very craftsman who works with Japanese tools dreams of owning high-quality blades forged bv a great blacksmith. It's important to remember that these high-quality tools need high-quality sharpening to perform at their best. Even lower-quality tools will perform well if they are sharpened correctly. In this article, I'll explain how to sharpen plane blades and chisels. I will talk mainly about Japanese tools, but Japanese and Western blades are sharpened basically the same way. Once you understand how Japanese tools are sharpened you will also understand how to sharpen Western tools. Let's begin with the sharpening stones themselves.

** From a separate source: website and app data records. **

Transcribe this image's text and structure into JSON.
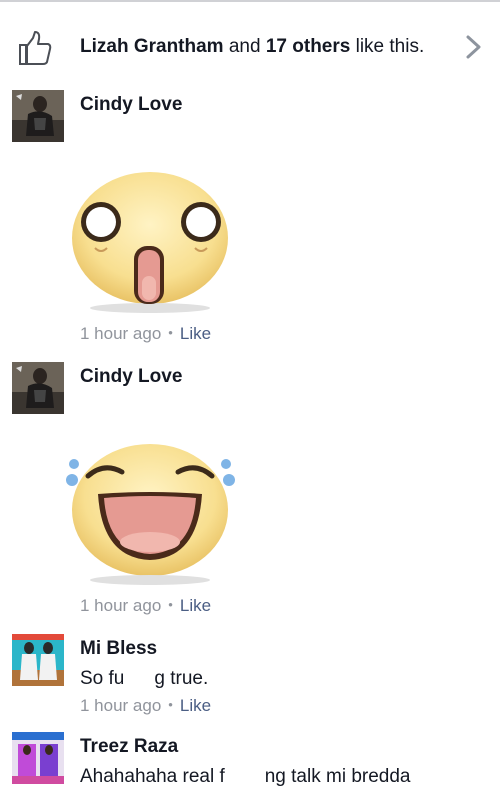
{
  "likes_bar": {
    "name": "Lizah Grantham",
    "and": "and",
    "count": "17 others",
    "suffix": "like this."
  },
  "comments": [
    {
      "name": "Cindy Love",
      "sticker": "shocked-face-sticker",
      "time": "1 hour ago",
      "action": "Like"
    },
    {
      "name": "Cindy Love",
      "sticker": "laughing-tears-sticker",
      "time": "1 hour ago",
      "action": "Like"
    },
    {
      "name": "Mi Bless",
      "text_start": "So fu",
      "text_end": "g true.",
      "time": "1 hour ago",
      "action": "Like"
    },
    {
      "name": "Treez Raza",
      "text_start": "Ahahahaha real f",
      "text_end": "ng talk mi bredda"
    }
  ],
  "colors": {
    "link": "#4b5e84",
    "meta": "#90949c",
    "text": "#141823"
  }
}
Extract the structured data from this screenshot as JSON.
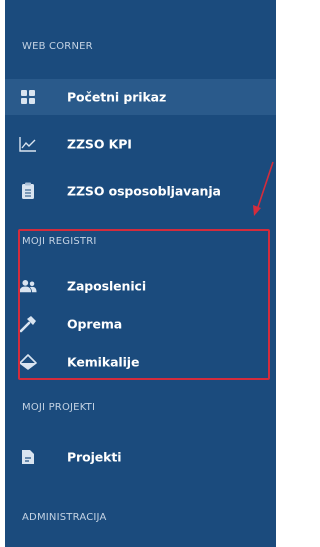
{
  "sidebar": {
    "sections": [
      {
        "header": "WEB CORNER",
        "items": [
          {
            "label": "Početni prikaz",
            "icon": "dashboard-icon"
          },
          {
            "label": "ZZSO KPI",
            "icon": "line-chart-icon"
          },
          {
            "label": "ZZSO osposobljavanja",
            "icon": "clipboard-icon"
          }
        ]
      },
      {
        "header": "MOJI REGISTRI",
        "items": [
          {
            "label": "Zaposlenici",
            "icon": "users-icon"
          },
          {
            "label": "Oprema",
            "icon": "hammer-icon"
          },
          {
            "label": "Kemikalije",
            "icon": "flask-icon"
          }
        ]
      },
      {
        "header": "MOJI PROJEKTI",
        "items": [
          {
            "label": "Projekti",
            "icon": "document-icon"
          }
        ]
      },
      {
        "header": "ADMINISTRACIJA",
        "items": []
      }
    ]
  },
  "colors": {
    "sidebar_bg": "#1b4b7d",
    "active_bg": "#2a5a8b",
    "highlight": "#d42c3c",
    "header_text": "#c4d3e4",
    "item_text": "#ffffff"
  }
}
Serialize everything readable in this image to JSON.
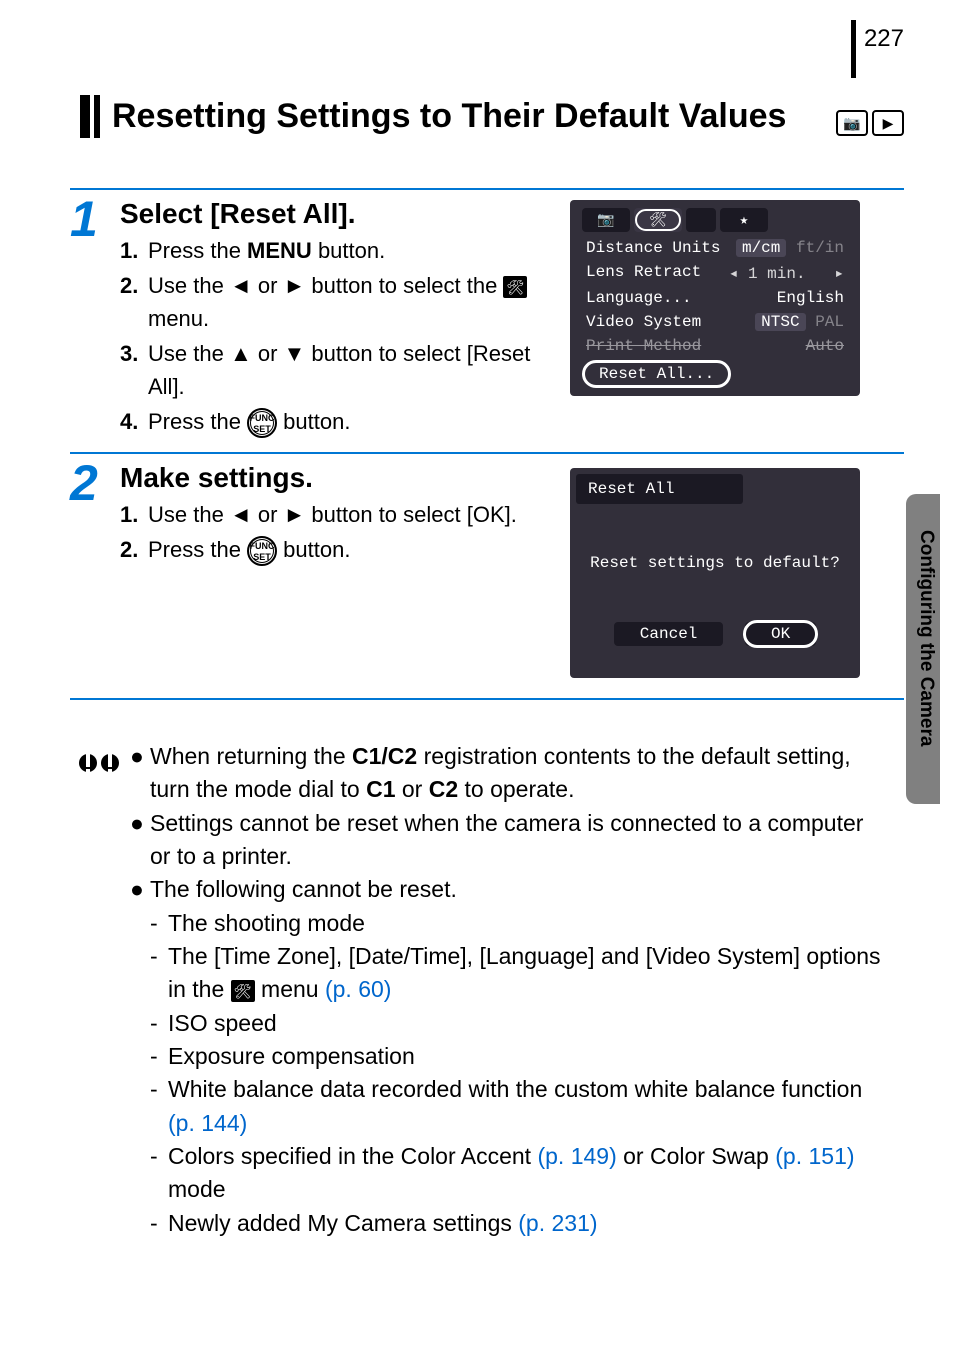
{
  "page_number": "227",
  "title": "Resetting Settings to Their Default Values",
  "side_label": "Configuring the Camera",
  "step1": {
    "num": "1",
    "heading": "Select [Reset All].",
    "items": [
      {
        "n": "1.",
        "pre": "Press the ",
        "bold": "MENU",
        "post": " button."
      },
      {
        "n": "2.",
        "pre": "Use the ",
        "mid": " or ",
        "post": " button to select the ",
        "tail": " menu."
      },
      {
        "n": "3.",
        "pre": "Use the ",
        "mid": " or ",
        "post": " button to select [Reset All]."
      },
      {
        "n": "4.",
        "pre": "Press the ",
        "post": " button."
      }
    ]
  },
  "step2": {
    "num": "2",
    "heading": "Make settings.",
    "items": [
      {
        "n": "1.",
        "pre": "Use the ",
        "mid": " or ",
        "post": " button to select [OK]."
      },
      {
        "n": "2.",
        "pre": "Press the ",
        "post": " button."
      }
    ]
  },
  "screenshot1": {
    "rows": [
      {
        "label": "Distance Units",
        "value": "m/cm",
        "dim": "ft/in"
      },
      {
        "label": "Lens Retract",
        "value": "1 min."
      },
      {
        "label": "Language...",
        "value": "English"
      },
      {
        "label": "Video System",
        "value": "NTSC",
        "dim": "PAL"
      },
      {
        "label": "Print Method",
        "value": "Auto"
      }
    ],
    "highlight": "Reset All..."
  },
  "screenshot2": {
    "title": "Reset All",
    "message": "Reset settings to default?",
    "cancel": "Cancel",
    "ok": "OK"
  },
  "notes": {
    "n1a": "When returning the ",
    "n1b": " registration contents to the default setting, turn the mode dial to ",
    "n1c": " or ",
    "n1d": " to operate.",
    "n2": "Settings cannot be reset when the camera is connected to a computer or to a printer.",
    "n3": "The following cannot be reset.",
    "d1": "The shooting mode",
    "d2a": "The [Time Zone], [Date/Time], [Language] and [Video System] options in the ",
    "d2b": " menu ",
    "d2link": "(p. 60)",
    "d3": "ISO speed",
    "d4": "Exposure compensation",
    "d5a": "White balance data recorded with the custom white balance function ",
    "d5link": "(p. 144)",
    "d6a": "Colors specified in the Color Accent ",
    "d6link1": "(p. 149)",
    "d6b": " or Color Swap ",
    "d6link2": "(p. 151)",
    "d6c": " mode",
    "d7a": "Newly added My Camera settings ",
    "d7link": "(p. 231)"
  },
  "glyphs": {
    "c1": "C1",
    "c2": "C2",
    "c1c2": "C1/C2",
    "func_top": "FUNC",
    "func_bot": "SET",
    "left": "◄",
    "right": "►",
    "up": "▲",
    "down": "▼",
    "tool": "🛠",
    "camera": "📷",
    "play": "▶",
    "star": "★"
  }
}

Sharpening Stones—There are two kinds of sharpening stones—
natural and man-made. Natural stones are cut from quarries in Japan and other parts of the world. Man-made stones are manufactured from either crushed natural stone or svnthetic abrasives. Both natural stones and w man-made stones arc available as either water stones or oilstones. Japanese tools are traditionally sharpened with water stones.
/When I was a young apprentice in Japan, in the 1940s, there weren't any good man-made * sharpening stones for woodworking. Natural stones were available, but there were many levels of quality. It was difficult to tell, just by looking, whether a stone was a lemon or a peach. As an apprentice, I could rely on the knowledge of my master and other craftsmen before purchasing a stone. Most Westerners, unfortunately, do not have this opportunity. making it risky to buy a natural stone. Quality varies considerably, and there's rcallv no scientific
Author Toshio Odate sharpens a plane blade on the floor of his shop in traditional Japanese fashion The tools and techniques for sharpening Japanese blades apply to Western tools as wen.
way to judge a natural stone until you use it.
Fortunately there is an excellent selection of quality man-made water stones on the market today, and these are the stones I recommend. King- and Suehiro-hrand waters tones are wide In available in a range ol grits from coarse 200X to 400X "green stones" for restoring a worn or damaged edge, to \ei v fine 8000X finishing stones. I also use an Arashiyama brand 800GX finishing stone. It's made from crushed natural stone and is a little softei than the other brands.
I like to use as many grits as possible when I sharpen mv tools, but vou can usual I\ get awa\ with a set ol four water stones. A set could be 400X. 600X. 1000X and 6000X or 400X. 800X. I200X and 8000X
Japanese Blades—Japanese tools and Western tools are sharpened in basically the same way, but the methods to produce the blades are quite different, fhe Japanese plane blade is laminated with a ver\
Plane blades and chisels have thin, hard steel welded to soft steel
Hold the plane blade in your right hand with the index finger extended. Place the first three or four fingers of your left hand in the space between the right thumb and index finger. Place the left thumb under the blade. The palm of your hand should not be touching the blade. Keep the bevel steady as you rub back and forth on the stone. ▼ ►
Follow this sharpening procedure for a blade that is badly damaged, worn or chipped. If your blade is just dull, and the ura—the flat area at the cutting edge on the back side of the blade—remains (see Fig. I), you can skip Steps 1 through 3 and go directly to Step 4.
1. Carefullv flatten the back ot the blade with f»
carborundum powder and water on a flat steel lapping plate, (called ttraoshi orkatiabott) as explained on page 29.
2. When the back is flat, restore the bevel angle and remove any chips by honing the bevel on a coarse 200X to 400X "green stone." Hold plane blades as shown in the photo at top right. Hold chisels as shown in the photo at right. When the bevel angle is right and the chips are gone, wash the blade.
3. Hone the bevel on a oOOX or 800X stone until the onlv burr that remains is small and even. Wash the blade well.
4. Hone the bevel on a 100DX to 1200X stone. When the bevel is flat, wash the blade well.
5. Hone the bevel on a 6000X stone until it is completely polished and flat.
6. Rub the flat back of the blade on the 6000X stone to remove the burr and straighten out the edge. Hold the blade as shown in the photos (at right) and press the bevel evenly. Rub 20 to 30 times with the back completely flat on the stone. Alternate between bevel and back until no burr remains and the cutting edge is straight.
7. For a sharper edge, repeat Steps 5 and 6 on an 8000X finishing stone.
A Hold chisels at an angle to
_ the length of the stone to keep the bevel from rocking. Apply pressure with the index and second finger of your left hand.
Was this article helpful?
There are a lot of things that either needs to be repaired, or put together when youre a homeowner. If youre a new homeowner, and have just gotten out of apartment style living, you might want to take this list with you to the hardware store. From remolding jobs to putting together furniture you can use these 5 power tools to get your stuff together. Dont forget too that youll need a few extra tools for other jobs around the house.